Matthews’ Obama Accomplishments Gotcha (Updated)
Much has been made the last couple of days over Chris Matthews embarrassing Texas state senator Kirk Watson by asking him to name one of Barack Obama’s legislative accomplishments and then letting him hem and haw in ignorance.
Watson has already issued a self-deprecating “what I wish I’d said” essay indicating that the problem is that he was surprised, not that Obama hasn’t achieved anything. Hilzoy, though, thinks he should never have been asked the question.
Chris Matthews, by contrast, is paid large sums of money to provide political commentary and insight. I assume he has research assistants at his disposal.
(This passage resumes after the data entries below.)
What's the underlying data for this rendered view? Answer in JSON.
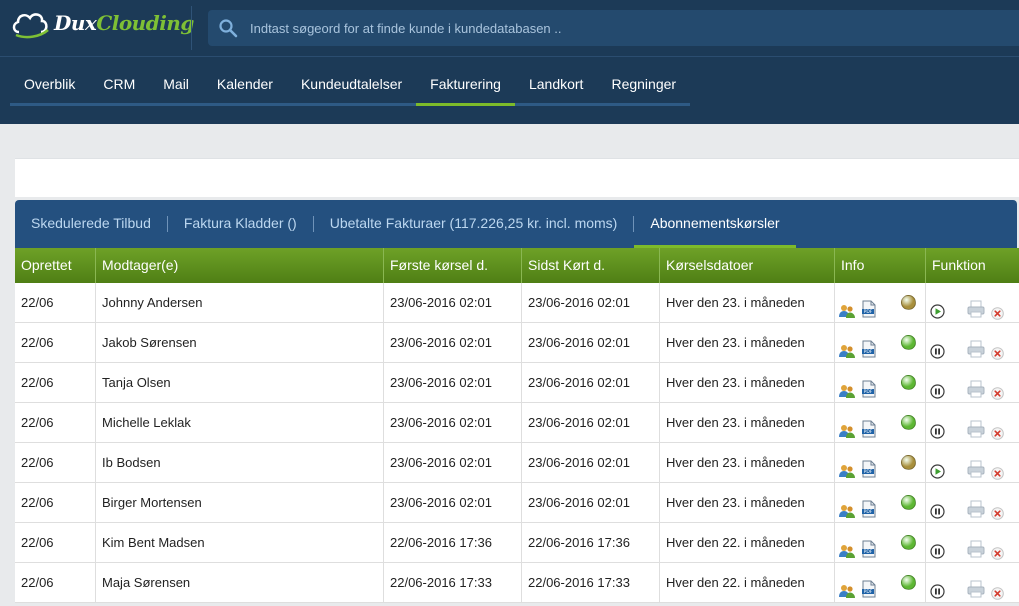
{
  "colors": {
    "topbar_bg": "#1c3a57",
    "accent_green": "#7dbb2a",
    "status_active": "#5db733",
    "status_paused": "#a88f3c",
    "play_green": "#3f9f32"
  },
  "logo": {
    "part1": "Dux",
    "part2": "Clouding",
    "icon": "cloud-logo-icon"
  },
  "search": {
    "placeholder": "Indtast søgeord for at finde kunde i kundedatabasen ..",
    "value": "",
    "icon": "search-icon"
  },
  "nav": {
    "items": [
      {
        "label": "Overblik",
        "active": false
      },
      {
        "label": "CRM",
        "active": false
      },
      {
        "label": "Mail",
        "active": false
      },
      {
        "label": "Kalender",
        "active": false
      },
      {
        "label": "Kundeudtalelser",
        "active": false
      },
      {
        "label": "Fakturering",
        "active": true
      },
      {
        "label": "Landkort",
        "active": false
      },
      {
        "label": "Regninger",
        "active": false
      }
    ]
  },
  "subtabs": [
    {
      "label": "Skedulerede Tilbud",
      "active": false
    },
    {
      "label": "Faktura Kladder ()",
      "active": false
    },
    {
      "label": "Ubetalte Fakturaer (117.226,25 kr. incl. moms)",
      "active": false
    },
    {
      "label": "Abonnementskørsler",
      "active": true
    }
  ],
  "table": {
    "headers": [
      "Oprettet",
      "Modtager(e)",
      "Første kørsel d.",
      "Sidst Kørt d.",
      "Kørselsdatoer",
      "Info",
      "Funktion"
    ],
    "rows": [
      {
        "created": "22/06",
        "recipient": "Johnny Andersen",
        "first_run": "23/06-2016 02:01",
        "last_run": "23/06-2016 02:01",
        "schedule": "Hver den 23. i måneden",
        "status": "paused",
        "control": "play"
      },
      {
        "created": "22/06",
        "recipient": "Jakob Sørensen",
        "first_run": "23/06-2016 02:01",
        "last_run": "23/06-2016 02:01",
        "schedule": "Hver den 23. i måneden",
        "status": "active",
        "control": "pause"
      },
      {
        "created": "22/06",
        "recipient": "Tanja Olsen",
        "first_run": "23/06-2016 02:01",
        "last_run": "23/06-2016 02:01",
        "schedule": "Hver den 23. i måneden",
        "status": "active",
        "control": "pause"
      },
      {
        "created": "22/06",
        "recipient": "Michelle Leklak",
        "first_run": "23/06-2016 02:01",
        "last_run": "23/06-2016 02:01",
        "schedule": "Hver den 23. i måneden",
        "status": "active",
        "control": "pause"
      },
      {
        "created": "22/06",
        "recipient": "Ib Bodsen",
        "first_run": "23/06-2016 02:01",
        "last_run": "23/06-2016 02:01",
        "schedule": "Hver den 23. i måneden",
        "status": "paused",
        "control": "play"
      },
      {
        "created": "22/06",
        "recipient": "Birger Mortensen",
        "first_run": "23/06-2016 02:01",
        "last_run": "23/06-2016 02:01",
        "schedule": "Hver den 23. i måneden",
        "status": "active",
        "control": "pause"
      },
      {
        "created": "22/06",
        "recipient": "Kim Bent Madsen",
        "first_run": "22/06-2016 17:36",
        "last_run": "22/06-2016 17:36",
        "schedule": "Hver den 22. i måneden",
        "status": "active",
        "control": "pause"
      },
      {
        "created": "22/06",
        "recipient": "Maja Sørensen",
        "first_run": "22/06-2016 17:33",
        "last_run": "22/06-2016 17:33",
        "schedule": "Hver den 22. i måneden",
        "status": "active",
        "control": "pause"
      }
    ]
  }
}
He could have done this work a lot more easily than I did. But he didn’t. He was more interested in gotcha moments than in actually enlightening the American people.
So here’s a challenge for Chris Matthews, or anyone else in the media who wants to take it up. Go over Clinton and Obama’s actual legislative records. Find the genuine legislative accomplishments that each has to his or her name. Report to the American people on what you find. Until you do, don’t accept statements from either side about who has substance and who does not, or who traffics in “speeches” and who offers “solutions”. That’s lazy, unprofessional, and a disservice to your audience.
I’m not a fan of the gotcha game and it’s particularly unfair with someone like Watson, who is not a regular in the national television spotlight. As a general rule, show hosts shouldn’t embarrass their guests — let alone in an ambush.
There was, however, something instructive in this particular exchange. Watson is, presumably, a fairly bright fellow with an above average knowledge of politics. He was invited as a guest on a national program to talk about why he was supporting Barack Obama for president. Quite obviously, his rationale has nothing whatever to do with Obama’s achievements as a Senator.
That Obama in fact has more legislative accomplishments than one would expect of someone so junior is to his credit and would seem to buttress his contention that he’s got the skills to forge compromise. But they’re not at the basis of his campaign. Nor, despite the fact that they are available in great detail for those who wish to see them, are his policy proposals. Rather, his appeal is his charisma, likability, and ability to convey a sense of confident optimism.
That understanding is worth conveying to an audience and exploring in debate.
Nor is it necessarily a criticism. While Ronald Reagan ran on a policy agenda, there’s little doubt that his personal charm and oratorical skill were a major factor in his getting elected. Ditto Bill Clinton. But both Reagan and Clinton had extensive experience as state governors before launching their presidential bids; Obama is a relative novice.
Update (Dave Schuler)
Actually, according to Thomas, Sen. Obama has been busier than the average senator, having sponsored 113 bills in the 110th Congress alone. That’s more than the average senator. Not as many as Clinton (150) but significantly busier than McCain.
Like most senators lots of the bills he’s written and sponsored have been flummery but at least a dozen are substantial. For example, S.115, a bill reforming energy policy, is a serious piece of legislation. There are many others on a variety of subjects.